→ WHAT TO PRODUCE
Write out the entries below once more, exactly, with the pictures left out.

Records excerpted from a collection

┄┄┄┄┄┄┄┄┄┄┄┄┄┄┄┄┄┄┄┄

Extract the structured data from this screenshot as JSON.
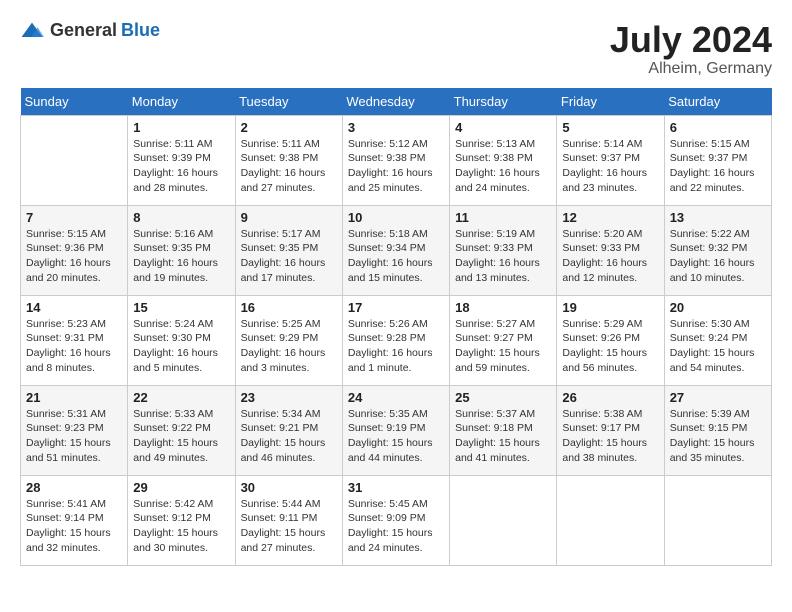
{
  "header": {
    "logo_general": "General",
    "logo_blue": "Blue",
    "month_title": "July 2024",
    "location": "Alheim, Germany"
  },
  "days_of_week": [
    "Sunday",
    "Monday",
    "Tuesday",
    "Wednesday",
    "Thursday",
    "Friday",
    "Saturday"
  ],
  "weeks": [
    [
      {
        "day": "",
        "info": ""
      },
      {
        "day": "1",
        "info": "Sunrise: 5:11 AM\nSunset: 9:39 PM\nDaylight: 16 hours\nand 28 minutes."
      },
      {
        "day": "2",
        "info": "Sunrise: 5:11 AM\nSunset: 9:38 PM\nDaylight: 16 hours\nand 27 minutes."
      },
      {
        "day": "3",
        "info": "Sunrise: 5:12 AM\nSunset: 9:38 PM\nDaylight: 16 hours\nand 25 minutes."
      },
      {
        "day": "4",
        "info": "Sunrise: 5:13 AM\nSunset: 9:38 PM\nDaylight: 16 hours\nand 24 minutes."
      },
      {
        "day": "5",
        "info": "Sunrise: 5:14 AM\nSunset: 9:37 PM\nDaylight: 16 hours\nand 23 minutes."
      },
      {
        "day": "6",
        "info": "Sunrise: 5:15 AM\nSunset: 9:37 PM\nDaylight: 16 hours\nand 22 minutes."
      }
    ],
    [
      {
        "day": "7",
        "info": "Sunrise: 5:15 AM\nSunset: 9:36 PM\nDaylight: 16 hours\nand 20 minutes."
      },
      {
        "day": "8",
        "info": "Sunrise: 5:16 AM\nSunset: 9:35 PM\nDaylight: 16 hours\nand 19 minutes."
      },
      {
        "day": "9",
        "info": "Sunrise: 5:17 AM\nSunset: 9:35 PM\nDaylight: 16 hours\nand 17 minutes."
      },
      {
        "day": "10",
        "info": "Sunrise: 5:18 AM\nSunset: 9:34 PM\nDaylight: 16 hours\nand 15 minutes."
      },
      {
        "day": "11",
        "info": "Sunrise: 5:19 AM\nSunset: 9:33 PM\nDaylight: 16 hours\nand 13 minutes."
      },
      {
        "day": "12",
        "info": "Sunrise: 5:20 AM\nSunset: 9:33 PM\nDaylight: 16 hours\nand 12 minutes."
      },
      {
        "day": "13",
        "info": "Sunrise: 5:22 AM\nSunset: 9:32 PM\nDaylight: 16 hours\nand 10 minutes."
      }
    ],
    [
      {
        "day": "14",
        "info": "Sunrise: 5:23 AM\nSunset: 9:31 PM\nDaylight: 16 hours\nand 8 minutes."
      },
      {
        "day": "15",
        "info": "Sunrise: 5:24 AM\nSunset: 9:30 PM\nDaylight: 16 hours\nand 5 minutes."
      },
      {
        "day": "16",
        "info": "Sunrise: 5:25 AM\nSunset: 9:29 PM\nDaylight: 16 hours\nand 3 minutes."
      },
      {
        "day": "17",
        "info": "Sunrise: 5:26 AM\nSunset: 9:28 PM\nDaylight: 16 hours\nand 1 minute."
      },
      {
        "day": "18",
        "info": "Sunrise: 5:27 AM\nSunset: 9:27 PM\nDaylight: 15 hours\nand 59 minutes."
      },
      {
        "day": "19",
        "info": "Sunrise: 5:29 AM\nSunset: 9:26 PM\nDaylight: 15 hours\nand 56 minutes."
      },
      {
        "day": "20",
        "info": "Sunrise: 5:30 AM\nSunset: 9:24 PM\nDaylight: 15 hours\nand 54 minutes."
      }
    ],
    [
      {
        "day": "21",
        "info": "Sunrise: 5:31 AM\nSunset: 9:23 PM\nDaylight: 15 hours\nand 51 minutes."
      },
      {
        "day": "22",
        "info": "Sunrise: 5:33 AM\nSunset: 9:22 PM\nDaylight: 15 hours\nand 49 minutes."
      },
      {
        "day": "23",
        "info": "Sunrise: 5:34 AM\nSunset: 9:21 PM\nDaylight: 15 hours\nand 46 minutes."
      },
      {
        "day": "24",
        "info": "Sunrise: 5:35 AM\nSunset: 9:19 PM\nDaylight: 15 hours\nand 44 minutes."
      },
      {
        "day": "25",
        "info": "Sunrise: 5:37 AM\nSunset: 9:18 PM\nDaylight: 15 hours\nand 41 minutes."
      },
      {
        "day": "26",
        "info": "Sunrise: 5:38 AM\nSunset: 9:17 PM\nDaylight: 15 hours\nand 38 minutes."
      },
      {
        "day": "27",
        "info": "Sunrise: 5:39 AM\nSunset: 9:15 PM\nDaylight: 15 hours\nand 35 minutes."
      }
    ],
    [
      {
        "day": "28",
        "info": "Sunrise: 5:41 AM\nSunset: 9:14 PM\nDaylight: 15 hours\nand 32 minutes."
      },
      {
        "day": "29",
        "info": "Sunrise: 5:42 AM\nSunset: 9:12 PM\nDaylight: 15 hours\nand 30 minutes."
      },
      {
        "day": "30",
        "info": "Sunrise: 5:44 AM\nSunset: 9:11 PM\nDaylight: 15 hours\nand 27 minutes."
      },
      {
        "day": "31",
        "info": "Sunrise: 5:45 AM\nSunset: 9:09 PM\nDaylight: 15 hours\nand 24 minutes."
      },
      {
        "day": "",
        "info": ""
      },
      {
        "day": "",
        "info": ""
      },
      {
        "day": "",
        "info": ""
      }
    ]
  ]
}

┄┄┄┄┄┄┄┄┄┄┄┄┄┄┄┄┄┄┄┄

→ FINAL ANSWER
Extract the structured data from this screenshot as JSON.
{
  "header": {
    "logo_general": "General",
    "logo_blue": "Blue",
    "month_title": "July 2024",
    "location": "Alheim, Germany"
  },
  "days_of_week": [
    "Sunday",
    "Monday",
    "Tuesday",
    "Wednesday",
    "Thursday",
    "Friday",
    "Saturday"
  ],
  "weeks": [
    [
      {
        "day": "",
        "info": ""
      },
      {
        "day": "1",
        "info": "Sunrise: 5:11 AM\nSunset: 9:39 PM\nDaylight: 16 hours\nand 28 minutes."
      },
      {
        "day": "2",
        "info": "Sunrise: 5:11 AM\nSunset: 9:38 PM\nDaylight: 16 hours\nand 27 minutes."
      },
      {
        "day": "3",
        "info": "Sunrise: 5:12 AM\nSunset: 9:38 PM\nDaylight: 16 hours\nand 25 minutes."
      },
      {
        "day": "4",
        "info": "Sunrise: 5:13 AM\nSunset: 9:38 PM\nDaylight: 16 hours\nand 24 minutes."
      },
      {
        "day": "5",
        "info": "Sunrise: 5:14 AM\nSunset: 9:37 PM\nDaylight: 16 hours\nand 23 minutes."
      },
      {
        "day": "6",
        "info": "Sunrise: 5:15 AM\nSunset: 9:37 PM\nDaylight: 16 hours\nand 22 minutes."
      }
    ],
    [
      {
        "day": "7",
        "info": "Sunrise: 5:15 AM\nSunset: 9:36 PM\nDaylight: 16 hours\nand 20 minutes."
      },
      {
        "day": "8",
        "info": "Sunrise: 5:16 AM\nSunset: 9:35 PM\nDaylight: 16 hours\nand 19 minutes."
      },
      {
        "day": "9",
        "info": "Sunrise: 5:17 AM\nSunset: 9:35 PM\nDaylight: 16 hours\nand 17 minutes."
      },
      {
        "day": "10",
        "info": "Sunrise: 5:18 AM\nSunset: 9:34 PM\nDaylight: 16 hours\nand 15 minutes."
      },
      {
        "day": "11",
        "info": "Sunrise: 5:19 AM\nSunset: 9:33 PM\nDaylight: 16 hours\nand 13 minutes."
      },
      {
        "day": "12",
        "info": "Sunrise: 5:20 AM\nSunset: 9:33 PM\nDaylight: 16 hours\nand 12 minutes."
      },
      {
        "day": "13",
        "info": "Sunrise: 5:22 AM\nSunset: 9:32 PM\nDaylight: 16 hours\nand 10 minutes."
      }
    ],
    [
      {
        "day": "14",
        "info": "Sunrise: 5:23 AM\nSunset: 9:31 PM\nDaylight: 16 hours\nand 8 minutes."
      },
      {
        "day": "15",
        "info": "Sunrise: 5:24 AM\nSunset: 9:30 PM\nDaylight: 16 hours\nand 5 minutes."
      },
      {
        "day": "16",
        "info": "Sunrise: 5:25 AM\nSunset: 9:29 PM\nDaylight: 16 hours\nand 3 minutes."
      },
      {
        "day": "17",
        "info": "Sunrise: 5:26 AM\nSunset: 9:28 PM\nDaylight: 16 hours\nand 1 minute."
      },
      {
        "day": "18",
        "info": "Sunrise: 5:27 AM\nSunset: 9:27 PM\nDaylight: 15 hours\nand 59 minutes."
      },
      {
        "day": "19",
        "info": "Sunrise: 5:29 AM\nSunset: 9:26 PM\nDaylight: 15 hours\nand 56 minutes."
      },
      {
        "day": "20",
        "info": "Sunrise: 5:30 AM\nSunset: 9:24 PM\nDaylight: 15 hours\nand 54 minutes."
      }
    ],
    [
      {
        "day": "21",
        "info": "Sunrise: 5:31 AM\nSunset: 9:23 PM\nDaylight: 15 hours\nand 51 minutes."
      },
      {
        "day": "22",
        "info": "Sunrise: 5:33 AM\nSunset: 9:22 PM\nDaylight: 15 hours\nand 49 minutes."
      },
      {
        "day": "23",
        "info": "Sunrise: 5:34 AM\nSunset: 9:21 PM\nDaylight: 15 hours\nand 46 minutes."
      },
      {
        "day": "24",
        "info": "Sunrise: 5:35 AM\nSunset: 9:19 PM\nDaylight: 15 hours\nand 44 minutes."
      },
      {
        "day": "25",
        "info": "Sunrise: 5:37 AM\nSunset: 9:18 PM\nDaylight: 15 hours\nand 41 minutes."
      },
      {
        "day": "26",
        "info": "Sunrise: 5:38 AM\nSunset: 9:17 PM\nDaylight: 15 hours\nand 38 minutes."
      },
      {
        "day": "27",
        "info": "Sunrise: 5:39 AM\nSunset: 9:15 PM\nDaylight: 15 hours\nand 35 minutes."
      }
    ],
    [
      {
        "day": "28",
        "info": "Sunrise: 5:41 AM\nSunset: 9:14 PM\nDaylight: 15 hours\nand 32 minutes."
      },
      {
        "day": "29",
        "info": "Sunrise: 5:42 AM\nSunset: 9:12 PM\nDaylight: 15 hours\nand 30 minutes."
      },
      {
        "day": "30",
        "info": "Sunrise: 5:44 AM\nSunset: 9:11 PM\nDaylight: 15 hours\nand 27 minutes."
      },
      {
        "day": "31",
        "info": "Sunrise: 5:45 AM\nSunset: 9:09 PM\nDaylight: 15 hours\nand 24 minutes."
      },
      {
        "day": "",
        "info": ""
      },
      {
        "day": "",
        "info": ""
      },
      {
        "day": "",
        "info": ""
      }
    ]
  ]
}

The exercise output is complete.